https://doi.org/10.4314/ahs.v13i1.10

has been cited by the following article:

  • TITLE: Association of Hypertension and β-Blocker Use with Depression during Pregnancy

    AUTHORS: Alicia M. McCarthy, Ying Zhou, Marci Adams, Rita Elue, Nicole Diaz, Beth A. Plunkett

    KEYWORDS: β-Blocker, Depression, Hypertension, Labetalol, Pregnancy

    JOURNAL NAME: Open Journal of Obstetrics and Gynecology, Vol.8 No.11, September 4, 2018

    ABSTRACT: Objective: To evaluate the association between hypertension and β-blocker (BB) use and antepartum depression risk. Patients and Methods: We conducted a retrospective cohort study of women who delivered within our integrated health system between 2009 and 2015, and completed an Edinburgh Postnatal Depression Scale (EPDS) during pregnancy. Increased depression risk was defined as EPDS score ≥ 10, or an affirmative answer to question ten, endorsing self-harm. Antepartum hypertension was determined by blood pressure measurements and provider ICD-9 codes. Regression analyses examined the independent associations of BB use and hypertension on antepartum depression risk. Results: Of 9192 deliveries during the study time frame, 5% were hypertensive.

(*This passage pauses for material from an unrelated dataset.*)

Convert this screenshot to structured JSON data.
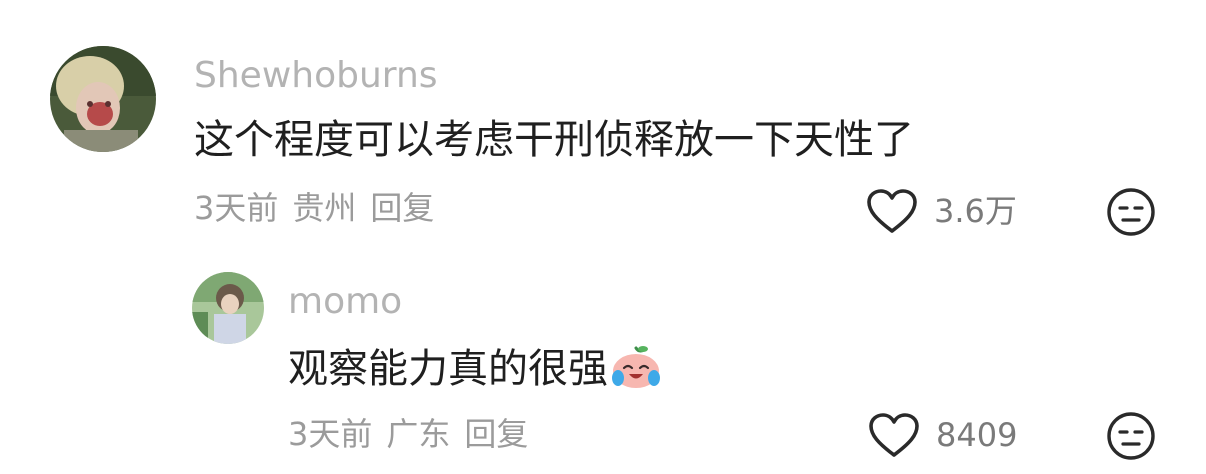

Within the hypertensive group, 103 (22%) used a single agent BB (BB Group), 325 (68%) required no antihypertensive medication (No-Med Group), and 48 (10%) used a non-BB single agent or multi-agent therapy (All-Other Group). After adjusting for covariates, compared to normotensive pregnancies, antepartum hypertension was significantly associated with both EPDS score ≥ 10 (adjusted odds ratio [aOR] 1.61, 95% confidence interval [CI] 1.17 - 2.21) and endorsement of self-harm (aOR 1.76, 95% CI 1.05 - 2.95). In further analyses of depression risk in hypertensive pregnancies, there was no difference between the BB Group and No-Med Group (EPDS score ≥ 10, aOR 1.22, 95% CI 0.56 - 2.63; self-harm, aOR 0.84, 95% CI 0.32 - 2.21), or between the All-Other Group and No-Med Group (EPDS ≥ 10, aOR 1.42, 95% CI 0.57 - 3.54; self-harm, aOR 1.04, 95% CI 0.29 - 3.74). Conclusion: Women with antepartum hypertension have increased risk for depression and thoughts of self-harm. β-Blocker use is not associated with further increased risk.